My Volkswagen Golf broke down because the servicing dealer did not change the DSG fluid - is he responsible for repairing it?
I have a Volkswagen Golf Hatch 2.0 TDI GT (Automatic). The car does approximately 500 miles a week and has been serviced every 10,000 miles by the supplying Volkswagen dealer. At two and a half years old, the car broke down three times in one month just before its 60,000 mile warranty ran out. On the third breakdown the car was also serviced, with no further problems being found. After the service I was still not satisfied that the car was running smoothly. I rang the garage to tell them and they responded by saying it should be OK as no problems were found when serviced. I used the car as normal. When it reached 61,000 miles it broke down again and was taken back to the dealer for further inspection. We asked for a full assessment on the fault. The conclusion was that the DSG gearbox oil filter had not been changed at 40,000 miles. Surely this should not of happened to a car that was serviced on a regular basis? Isn’t it the job of the dealer to make sure that all necessary checks and parts are replaced? Neither me, nor my partner was given any advice on this. None of the paperwork points this out. We have been offered 40 per cent discount of £1,050 as a goodwill gesture towards a new DSG gearbox, but the dealer wants £1,650 to repair it. The dealer also refused a courtesy car so I’ve had to hire an automatic car.
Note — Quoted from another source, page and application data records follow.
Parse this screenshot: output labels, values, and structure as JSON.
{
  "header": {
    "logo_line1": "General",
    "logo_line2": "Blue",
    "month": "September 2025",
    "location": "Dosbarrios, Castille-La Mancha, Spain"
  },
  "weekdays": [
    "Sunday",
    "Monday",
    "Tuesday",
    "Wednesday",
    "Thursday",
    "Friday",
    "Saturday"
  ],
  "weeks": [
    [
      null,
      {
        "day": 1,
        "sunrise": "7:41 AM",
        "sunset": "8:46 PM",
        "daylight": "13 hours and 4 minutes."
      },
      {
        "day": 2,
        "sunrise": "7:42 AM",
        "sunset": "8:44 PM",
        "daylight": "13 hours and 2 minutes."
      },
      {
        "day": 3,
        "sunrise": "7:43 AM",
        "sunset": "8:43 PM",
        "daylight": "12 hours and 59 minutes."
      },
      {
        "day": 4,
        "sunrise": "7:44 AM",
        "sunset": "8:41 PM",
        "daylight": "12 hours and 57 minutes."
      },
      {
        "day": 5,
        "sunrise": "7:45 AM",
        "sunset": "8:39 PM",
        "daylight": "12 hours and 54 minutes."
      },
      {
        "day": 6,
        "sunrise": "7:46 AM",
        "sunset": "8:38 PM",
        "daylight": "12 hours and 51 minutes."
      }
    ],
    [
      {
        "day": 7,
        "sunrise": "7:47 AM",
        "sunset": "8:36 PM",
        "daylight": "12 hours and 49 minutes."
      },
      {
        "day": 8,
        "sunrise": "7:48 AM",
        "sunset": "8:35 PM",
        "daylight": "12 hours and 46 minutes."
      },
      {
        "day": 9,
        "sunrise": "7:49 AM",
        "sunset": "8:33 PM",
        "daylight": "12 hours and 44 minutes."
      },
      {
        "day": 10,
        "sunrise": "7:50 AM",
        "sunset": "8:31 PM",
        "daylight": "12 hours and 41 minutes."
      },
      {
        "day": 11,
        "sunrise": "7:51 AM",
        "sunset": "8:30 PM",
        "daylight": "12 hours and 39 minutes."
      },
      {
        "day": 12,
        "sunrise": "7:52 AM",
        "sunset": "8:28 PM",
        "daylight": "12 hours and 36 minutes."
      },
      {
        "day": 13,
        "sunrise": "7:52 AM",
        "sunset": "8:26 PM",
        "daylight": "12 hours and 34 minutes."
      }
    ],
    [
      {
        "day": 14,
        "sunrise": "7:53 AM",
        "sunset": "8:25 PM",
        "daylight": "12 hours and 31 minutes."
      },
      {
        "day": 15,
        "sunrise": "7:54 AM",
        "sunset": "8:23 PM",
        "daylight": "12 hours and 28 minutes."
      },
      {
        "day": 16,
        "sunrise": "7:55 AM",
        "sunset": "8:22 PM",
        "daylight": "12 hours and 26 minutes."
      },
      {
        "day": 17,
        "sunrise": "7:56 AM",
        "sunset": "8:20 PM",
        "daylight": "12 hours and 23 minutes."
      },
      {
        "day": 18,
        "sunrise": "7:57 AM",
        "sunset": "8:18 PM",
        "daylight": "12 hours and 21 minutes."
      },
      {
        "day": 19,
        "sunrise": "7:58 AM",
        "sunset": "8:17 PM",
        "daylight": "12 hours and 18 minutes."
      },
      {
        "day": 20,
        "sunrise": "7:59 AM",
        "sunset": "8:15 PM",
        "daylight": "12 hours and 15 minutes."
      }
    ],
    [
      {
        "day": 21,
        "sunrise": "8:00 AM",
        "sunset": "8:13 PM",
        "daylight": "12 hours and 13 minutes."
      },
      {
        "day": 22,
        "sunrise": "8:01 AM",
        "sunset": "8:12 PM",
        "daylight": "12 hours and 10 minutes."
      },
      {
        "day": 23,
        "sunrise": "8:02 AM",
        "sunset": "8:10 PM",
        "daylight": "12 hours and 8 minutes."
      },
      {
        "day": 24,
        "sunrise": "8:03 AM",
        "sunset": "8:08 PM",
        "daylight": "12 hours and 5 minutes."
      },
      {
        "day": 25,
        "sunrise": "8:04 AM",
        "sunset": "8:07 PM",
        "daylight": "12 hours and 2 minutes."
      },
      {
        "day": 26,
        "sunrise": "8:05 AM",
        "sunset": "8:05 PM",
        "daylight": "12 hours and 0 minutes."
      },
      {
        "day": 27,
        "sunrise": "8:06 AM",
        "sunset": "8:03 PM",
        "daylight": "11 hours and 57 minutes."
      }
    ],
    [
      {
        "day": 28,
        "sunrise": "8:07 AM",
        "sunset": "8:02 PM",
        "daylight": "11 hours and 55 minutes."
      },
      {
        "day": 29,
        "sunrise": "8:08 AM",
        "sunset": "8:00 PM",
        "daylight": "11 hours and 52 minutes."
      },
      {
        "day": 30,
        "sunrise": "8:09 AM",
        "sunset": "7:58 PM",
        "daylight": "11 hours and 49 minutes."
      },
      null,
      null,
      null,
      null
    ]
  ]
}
You are correct. It is essential that the microfilter of the DSG or ‘S-tronic’ transmission is replaced at the same time as the fluid otherwise failure such as you have experienced is quite likely. Therefore, in my opinion, the supplying and servicing dealer has been grossly negligent in not making this essential replacement, is wholly responsible for the failure, and is obliged to repair or replace the transmission to a "satisfactory standard" entirely free of charge to you. I confirm that this is a well-known problem.
Answered by Honest John on